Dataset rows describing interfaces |
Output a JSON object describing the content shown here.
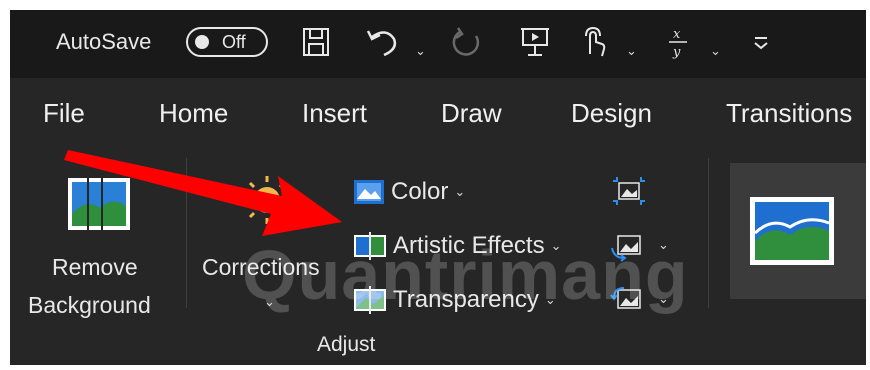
{
  "titlebar": {
    "autosave_label": "AutoSave",
    "autosave_state": "Off"
  },
  "tabs": [
    {
      "label": "File"
    },
    {
      "label": "Home"
    },
    {
      "label": "Insert"
    },
    {
      "label": "Draw"
    },
    {
      "label": "Design"
    },
    {
      "label": "Transitions"
    }
  ],
  "ribbon": {
    "remove_background": {
      "line1": "Remove",
      "line2": "Background"
    },
    "corrections": {
      "label": "Corrections"
    },
    "color": {
      "label": "Color"
    },
    "artistic_effects": {
      "label": "Artistic Effects"
    },
    "transparency": {
      "label": "Transparency"
    },
    "group_label": "Adjust"
  },
  "watermark": "Quantrimang",
  "colors": {
    "accent_blue": "#1f6fd1",
    "accent_green": "#2f8f3c",
    "annotation_red": "#ff0000"
  }
}
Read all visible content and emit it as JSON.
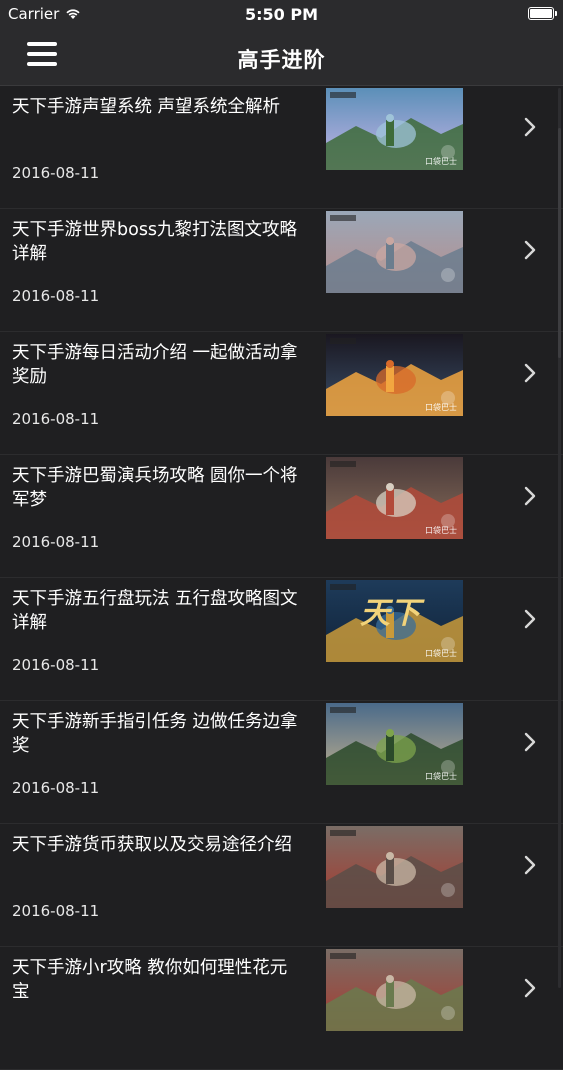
{
  "status_bar": {
    "carrier": "Carrier",
    "time": "5:50 PM"
  },
  "nav": {
    "title": "高手进阶",
    "menu_icon": "hamburger-menu-icon"
  },
  "articles": [
    {
      "title": "天下手游声望系统 声望系统全解析",
      "date": "2016-08-11",
      "thumb_tag": "口袋巴士"
    },
    {
      "title": "天下手游世界boss九黎打法图文攻略详解",
      "date": "2016-08-11",
      "thumb_tag": ""
    },
    {
      "title": "天下手游每日活动介绍 一起做活动拿奖励",
      "date": "2016-08-11",
      "thumb_tag": "口袋巴士"
    },
    {
      "title": "天下手游巴蜀演兵场攻略 圆你一个将军梦",
      "date": "2016-08-11",
      "thumb_tag": "口袋巴士"
    },
    {
      "title": "天下手游五行盘玩法 五行盘攻略图文详解",
      "date": "2016-08-11",
      "thumb_tag": "口袋巴士"
    },
    {
      "title": "天下手游新手指引任务 边做任务边拿奖",
      "date": "2016-08-11",
      "thumb_tag": "口袋巴士"
    },
    {
      "title": "天下手游货币获取以及交易途径介绍",
      "date": "2016-08-11",
      "thumb_tag": ""
    },
    {
      "title": "天下手游小r攻略 教你如何理性花元宝",
      "date": "",
      "thumb_tag": ""
    }
  ],
  "thumb_logo_text": "天下",
  "colors": {
    "background": "#1f1f21",
    "bar": "#2b2b2d",
    "text": "#ffffff",
    "chevron": "#d8d8d8"
  }
}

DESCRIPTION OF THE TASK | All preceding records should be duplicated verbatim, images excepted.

EXERCISE RESPONSE |
Output a JSON object describing the content shown here.
{
  "titlebar": {
    "autosave_label": "AutoSave",
    "autosave_state": "Off"
  },
  "tabs": [
    {
      "label": "File"
    },
    {
      "label": "Home"
    },
    {
      "label": "Insert"
    },
    {
      "label": "Draw"
    },
    {
      "label": "Design"
    },
    {
      "label": "Transitions"
    }
  ],
  "ribbon": {
    "remove_background": {
      "line1": "Remove",
      "line2": "Background"
    },
    "corrections": {
      "label": "Corrections"
    },
    "color": {
      "label": "Color"
    },
    "artistic_effects": {
      "label": "Artistic Effects"
    },
    "transparency": {
      "label": "Transparency"
    },
    "group_label": "Adjust"
  },
  "watermark": "Quantrimang",
  "colors": {
    "accent_blue": "#1f6fd1",
    "accent_green": "#2f8f3c",
    "annotation_red": "#ff0000"
  }
}
Read all visible content and emit it as JSON.
{
  "status_bar": {
    "carrier": "Carrier",
    "time": "5:50 PM"
  },
  "nav": {
    "title": "高手进阶",
    "menu_icon": "hamburger-menu-icon"
  },
  "articles": [
    {
      "title": "天下手游声望系统 声望系统全解析",
      "date": "2016-08-11",
      "thumb_tag": "口袋巴士"
    },
    {
      "title": "天下手游世界boss九黎打法图文攻略详解",
      "date": "2016-08-11",
      "thumb_tag": ""
    },
    {
      "title": "天下手游每日活动介绍 一起做活动拿奖励",
      "date": "2016-08-11",
      "thumb_tag": "口袋巴士"
    },
    {
      "title": "天下手游巴蜀演兵场攻略 圆你一个将军梦",
      "date": "2016-08-11",
      "thumb_tag": "口袋巴士"
    },
    {
      "title": "天下手游五行盘玩法 五行盘攻略图文详解",
      "date": "2016-08-11",
      "thumb_tag": "口袋巴士"
    },
    {
      "title": "天下手游新手指引任务 边做任务边拿奖",
      "date": "2016-08-11",
      "thumb_tag": "口袋巴士"
    },
    {
      "title": "天下手游货币获取以及交易途径介绍",
      "date": "2016-08-11",
      "thumb_tag": ""
    },
    {
      "title": "天下手游小r攻略 教你如何理性花元宝",
      "date": "",
      "thumb_tag": ""
    }
  ],
  "thumb_logo_text": "天下",
  "colors": {
    "background": "#1f1f21",
    "bar": "#2b2b2d",
    "text": "#ffffff",
    "chevron": "#d8d8d8"
  }
}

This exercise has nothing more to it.